The initial stability is of paramount importance in femoral impaction grafting. Inadequate impaction of the bone chips is a possible reason for early massive subsidence (Eldridge et al. 1997). The mechanical stability is related to the compaction of the graft (Toms et al. 2004) but over-impaction can result in an intraoperative fracture. Minimal axial subsidence occurred in the 5 femurs tested, where the mean subsidence was 0.28 mm. This was after 150 × 103 cycles at a frequency of 3 Hz, which would simulate the first 2 months of load bearing.
In conclusion, a threshold force of 4 kN was determined in this preliminary study. Minimal axial subsidence of the implant occurred when impacting the graft with this threshold force. We therefore achieved a stable construct without fracture. We have started further studies in human cadaveric femurs using radiographs to measure the canal diameter and cortical thickness, in order to determine the threshold force required in femoral impaction grafting in revision hip surgery.
OF performed preparation, testing, and analysis of all femurs. JB helped in setting up the design of the study. PO'R manufactured equipment and assisted in the preparation and testing of femurs. NM performed DEXA scans and calculated the bone mineral density and canal diameter of the femurs. PP was academic supervisor. PK was clinical supervisor.
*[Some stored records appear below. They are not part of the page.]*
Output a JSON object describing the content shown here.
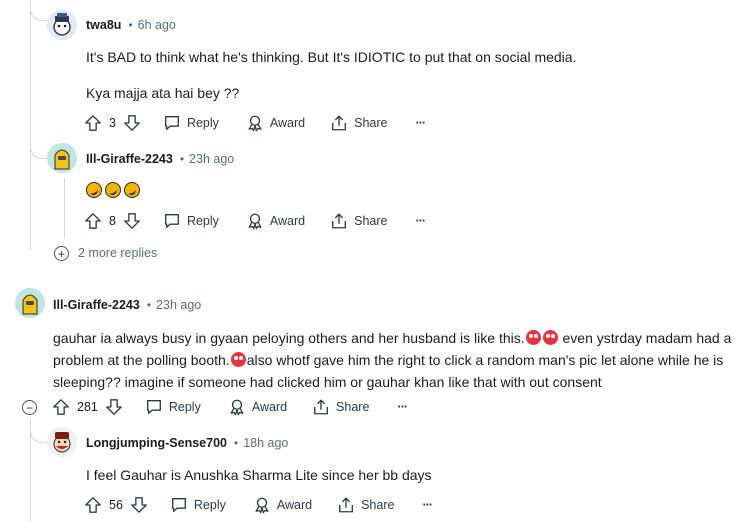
{
  "comments": [
    {
      "author": "twa8u",
      "time": "6h ago",
      "lines": [
        "It's BAD to think what he's thinking.  But It's IDIOTIC to put that on social media.",
        "Kya majja ata hai bey ??"
      ],
      "votes": "3",
      "reply_label": "Reply",
      "award_label": "Award",
      "share_label": "Share"
    },
    {
      "author": "Ill-Giraffe-2243",
      "time": "23h ago",
      "emoji": [
        "rolling-laughing-emoji",
        "rolling-laughing-emoji",
        "rolling-laughing-emoji"
      ],
      "votes": "8",
      "reply_label": "Reply",
      "award_label": "Award",
      "share_label": "Share"
    },
    {
      "author": "Ill-Giraffe-2243",
      "time": "23h ago",
      "line1a": "gauhar ia always busy in gyaan peloying others and her husband is like this.",
      "line1b": " even ystrday madam had a",
      "line2a": "problem at the polling booth.",
      "line2b": "also whotf gave him the right to click a random man's pic let alone while he is",
      "line3": "sleeping?? imagine if someone had clicked him or gauhar khan like that with out consent",
      "votes": "281",
      "reply_label": "Reply",
      "award_label": "Award",
      "share_label": "Share"
    },
    {
      "author": "Longjumping-Sense700",
      "time": "18h ago",
      "text": "I feel Gauhar is Anushka Sharma Lite since her bb days",
      "votes": "56",
      "reply_label": "Reply",
      "award_label": "Award",
      "share_label": "Share"
    }
  ],
  "more_replies": "2 more replies",
  "separator": "•",
  "more_icon": "···",
  "expand_symbol": "+",
  "collapse_symbol": "−"
}
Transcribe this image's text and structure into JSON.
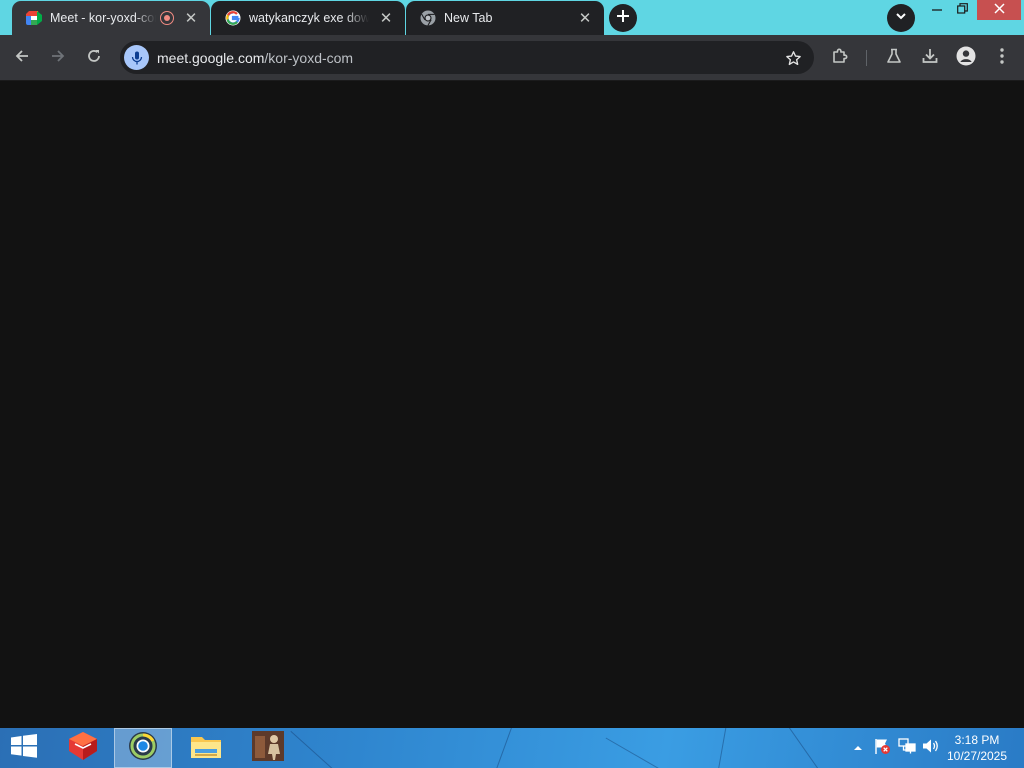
{
  "browser": {
    "tabs": [
      {
        "title": "Meet - kor-yoxd-com",
        "state": "active",
        "recording": true,
        "favicon": "google-meet-icon"
      },
      {
        "title": "watykanczyk exe download",
        "state": "inactive",
        "favicon": "google-g-icon"
      },
      {
        "title": "New Tab",
        "state": "inactive",
        "favicon": "chrome-icon"
      }
    ],
    "colors": {
      "tabstrip": "#5fd6e3",
      "toolbar": "#35363a",
      "omnibox": "#202124",
      "content": "#121212",
      "close_button": "#c75050"
    }
  },
  "omnibox": {
    "host": "meet.google.com",
    "path": "/kor-yoxd-com"
  },
  "taskbar": {
    "apps": [
      {
        "name": "windows-start-icon"
      },
      {
        "name": "foxit-reader-icon"
      },
      {
        "name": "chrome-canary-icon",
        "active": true
      },
      {
        "name": "file-explorer-icon"
      },
      {
        "name": "photo-app-icon"
      }
    ],
    "tray_icons": [
      "chevron-up-icon",
      "flag-alert-icon",
      "network-icon",
      "volume-icon"
    ]
  },
  "clock": {
    "time": "3:18 PM",
    "date": "10/27/2025"
  }
}
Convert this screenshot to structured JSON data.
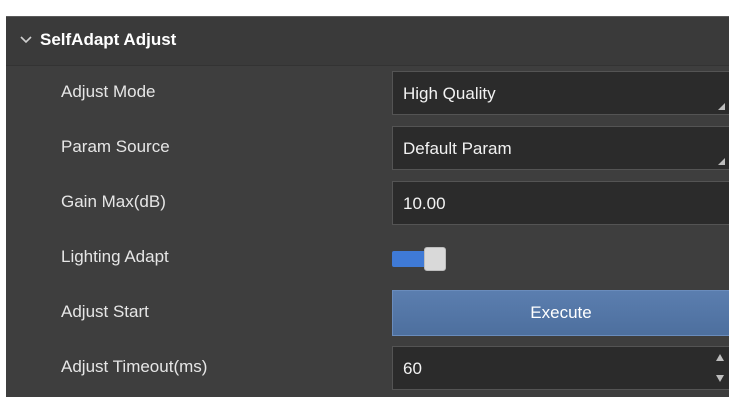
{
  "section": {
    "title": "SelfAdapt Adjust"
  },
  "rows": {
    "adjust_mode": {
      "label": "Adjust Mode",
      "value": "High Quality"
    },
    "param_source": {
      "label": "Param Source",
      "value": "Default Param"
    },
    "gain_max": {
      "label": "Gain Max(dB)",
      "value": "10.00"
    },
    "lighting_adapt": {
      "label": "Lighting Adapt",
      "enabled": true
    },
    "adjust_start": {
      "label": "Adjust Start",
      "button_label": "Execute"
    },
    "adjust_timeout": {
      "label": "Adjust Timeout(ms)",
      "value": "60"
    }
  },
  "colors": {
    "panel_bg": "#3e3e3e",
    "field_bg": "#2b2b2b",
    "toggle_on": "#3f7ad6",
    "button_bg": "#5276a6"
  },
  "icons": {
    "section_toggle": "chevron-down-icon",
    "dropdown_grip": "corner-grip-icon",
    "spinner": "spinner-arrows-icon"
  }
}
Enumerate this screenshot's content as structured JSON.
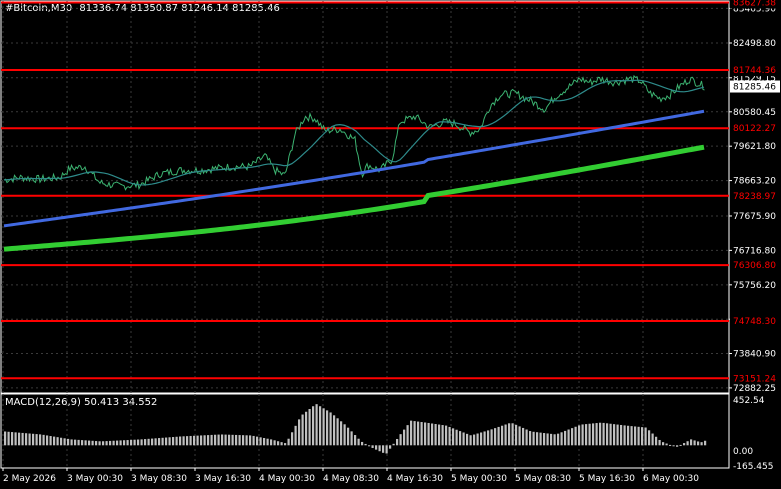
{
  "header": {
    "symbol": "#Bitcoin,M30",
    "open": "81336.74",
    "high": "81350.87",
    "low": "81246.14",
    "close": "81285.46"
  },
  "macd": {
    "label": "MACD(12,26,9)",
    "main": "50.413",
    "signal": "34.552",
    "ticks": [
      "452.54",
      "0.00",
      "-165.455"
    ]
  },
  "price_axis": {
    "ticks": [
      "83465.90",
      "82498.80",
      "81529.15",
      "80580.45",
      "79621.80",
      "78663.20",
      "77675.90",
      "76716.80",
      "75756.20",
      "74797.40",
      "73840.90",
      "72882.25"
    ],
    "current_price": "81285.46"
  },
  "levels": [
    {
      "label": "83627.38",
      "price": 83627.38
    },
    {
      "label": "81744.36",
      "price": 81744.36
    },
    {
      "label": "80122.27",
      "price": 80122.27
    },
    {
      "label": "78238.97",
      "price": 78238.97
    },
    {
      "label": "76306.80",
      "price": 76306.8
    },
    {
      "label": "74748.30",
      "price": 74748.3
    },
    {
      "label": "73151.24",
      "price": 73151.24
    }
  ],
  "time_axis": [
    "2 May 2026",
    "3 May 00:30",
    "3 May 08:30",
    "3 May 16:30",
    "4 May 00:30",
    "4 May 08:30",
    "4 May 16:30",
    "5 May 00:30",
    "5 May 08:30",
    "5 May 16:30",
    "6 May 00:30"
  ],
  "colors": {
    "background": "#000000",
    "grid": "#3a3a3a",
    "level_line": "#ff0000",
    "price_line": "#3cb371",
    "ma_fast": "#2e8b8b",
    "ma_mid": "#4169e1",
    "ma_slow": "#32cd32",
    "macd_hist": "#c0c0c0",
    "macd_signal": "#ff0000"
  }
}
The authors thank PEI Surgical Ltd., Ireland, for donating a Rongeurs, Simplex Surgicare for supplying Simplex bone cement, and Stryker Howmedica for donation of impactors.
No competing interests declared.